-Kid-friendly everything: Houston is a family sort of city. While I always envisioned raising my kids in Austin (and we still intend to return someday), our part of town wasn’t especially kid-friendly. In fact, we had all of two restaurants that really catered to families and the rest of the places we frequented meant we were always the only ones there with a baby/toddler. It’s not fun to be the only one with a baby/toddler. People become annoyed when said child is not on his best behavior and then I feel bad and can’t enjoy my dinner/drink/time away from home. Here, there are kids everywhere. They run and play and climb on things and no one bats an eye because their kids are doing the same things. And it’s not just in the suburbs; there are families in Central Houston, too. On Sunday we met Brian’s mom for brunch at Empire Café in Montrose and on the patio alone there were numerous families, a few tables of hungover hipsters, and even a lady with three parrots in a stroller. And get this: we all not only tolerated each others’ company, but we actually smiled at the kids and the birds and the groggy hipsters in a way that said, “I’m happy you’re here. Everyone is welcome.” I guess you’d have to be a parent to understand that this didn’t happen often in Central Austin, at least for us.
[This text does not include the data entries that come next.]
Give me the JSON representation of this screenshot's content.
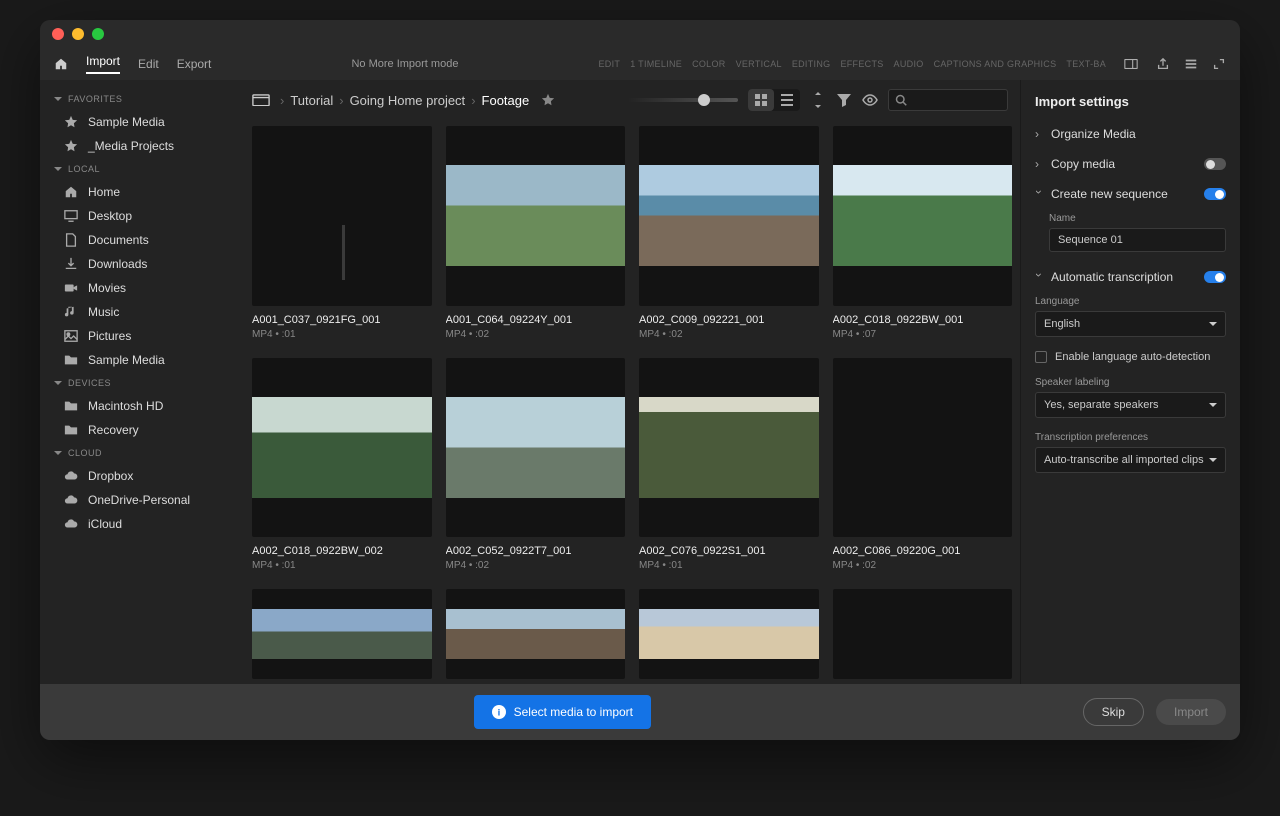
{
  "titlebar": {},
  "topbar": {
    "tabs": [
      "Import",
      "Edit",
      "Export"
    ],
    "center": "No More Import mode",
    "workspaces": [
      "EDIT",
      "1 TIMELINE",
      "COLOR",
      "VERTICAL",
      "EDITING",
      "EFFECTS",
      "AUDIO",
      "CAPTIONS AND GRAPHICS",
      "TEXT-BA"
    ]
  },
  "sidebar": {
    "sections": [
      {
        "title": "FAVORITES",
        "items": [
          {
            "icon": "star",
            "label": "Sample Media"
          },
          {
            "icon": "star",
            "label": "_Media Projects"
          }
        ]
      },
      {
        "title": "LOCAL",
        "items": [
          {
            "icon": "home",
            "label": "Home"
          },
          {
            "icon": "desktop",
            "label": "Desktop"
          },
          {
            "icon": "document",
            "label": "Documents"
          },
          {
            "icon": "download",
            "label": "Downloads"
          },
          {
            "icon": "video",
            "label": "Movies"
          },
          {
            "icon": "music",
            "label": "Music"
          },
          {
            "icon": "picture",
            "label": "Pictures"
          },
          {
            "icon": "folder",
            "label": "Sample Media"
          }
        ]
      },
      {
        "title": "DEVICES",
        "items": [
          {
            "icon": "folder",
            "label": "Macintosh HD"
          },
          {
            "icon": "folder",
            "label": "Recovery"
          }
        ]
      },
      {
        "title": "CLOUD",
        "items": [
          {
            "icon": "cloud",
            "label": "Dropbox"
          },
          {
            "icon": "cloud",
            "label": "OneDrive-Personal"
          },
          {
            "icon": "cloud",
            "label": "iCloud"
          }
        ]
      }
    ]
  },
  "breadcrumb": [
    "Tutorial",
    "Going Home project",
    "Footage"
  ],
  "clips": [
    {
      "name": "A001_C037_0921FG_001",
      "meta": "MP4  •  :01",
      "t": "t1"
    },
    {
      "name": "A001_C064_09224Y_001",
      "meta": "MP4  •  :02",
      "t": "t2"
    },
    {
      "name": "A002_C009_092221_001",
      "meta": "MP4  •  :02",
      "t": "t3"
    },
    {
      "name": "A002_C018_0922BW_001",
      "meta": "MP4  •  :07",
      "t": "t4"
    },
    {
      "name": "A002_C018_0922BW_002",
      "meta": "MP4  •  :01",
      "t": "t5"
    },
    {
      "name": "A002_C052_0922T7_001",
      "meta": "MP4  •  :02",
      "t": "t6"
    },
    {
      "name": "A002_C076_0922S1_001",
      "meta": "MP4  •  :01",
      "t": "t7"
    },
    {
      "name": "A002_C086_09220G_001",
      "meta": "MP4  •  :02",
      "t": "t8"
    },
    {
      "name": "",
      "meta": "",
      "t": "t9"
    },
    {
      "name": "",
      "meta": "",
      "t": "t10"
    },
    {
      "name": "",
      "meta": "",
      "t": "t11"
    },
    {
      "name": "",
      "meta": "",
      "t": "t12"
    }
  ],
  "settings": {
    "title": "Import settings",
    "organize": "Organize Media",
    "copy": "Copy media",
    "create_seq": "Create new sequence",
    "seq_name_label": "Name",
    "seq_name": "Sequence 01",
    "auto_trans": "Automatic transcription",
    "lang_label": "Language",
    "language": "English",
    "auto_detect": "Enable language auto-detection",
    "speaker_label": "Speaker labeling",
    "speaker": "Yes, separate speakers",
    "pref_label": "Transcription preferences",
    "pref": "Auto-transcribe all imported clips"
  },
  "footer": {
    "prompt": "Select media to import",
    "skip": "Skip",
    "import": "Import"
  }
}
-Friends: We’ve made some friends here in town, and it has been such an improvement in our outlook and mood. We’ve needed an inordinate amount of support lately, and people have been quick to offer. In fact, upon Quinn’s diagnosis we were suddenly introduced to numerous families that are raising kids with Ds and their experiences have been an invaluable resource for us. What’s more, they’re people we would be friends with regardless of that one commonality, which is pretty cool. We’ve also gotten to know our neighbors better, and found one family in particular who are not only kick-ass people, but their son and Atticus are mad cute together.


Things that still suck:

-Strip malls: ugh. I hate them. And they’re EVERYWHERE.

-Zoning (or a lack thereof): There is no zoning in Houston, which is ridiculous.  This is why there are so many strip malls. It’s also why the only homes we could afford in the Heights are across the street from factories or car dealerships. So beautiful neighborhoods can suddenly lose their charm when a KFC opens next door to a giant McMansion, next door to a church (with a lack of ample parking), next door to a liquor store, next door to a school. Coming from Austin, where growth is strictly regulated (amen), this is likely something I’ll never get used to.


So all in all, things are looking up in terms of our adjustment to Houston. I still miss Austin like crazy and spend a lot of time reminiscing about my incredible time there…that sort of happiness is rare and I still kick myself for being willing to throw it all away so quickly. But given our recent circumstances, I’m glad we made the move. Houston is the best place for our family in terms of support and finances, so I might as well just suck it up and make the most of this massive, sprawling city. It’s not where I saw myself 10 years ago, nor is it the last place I’ll end up. But in my quest to accept my new reality, I need to find a way to be ok with where I live and move on to making the most of everything else. It’s not perfect. But then again, nothing ever is.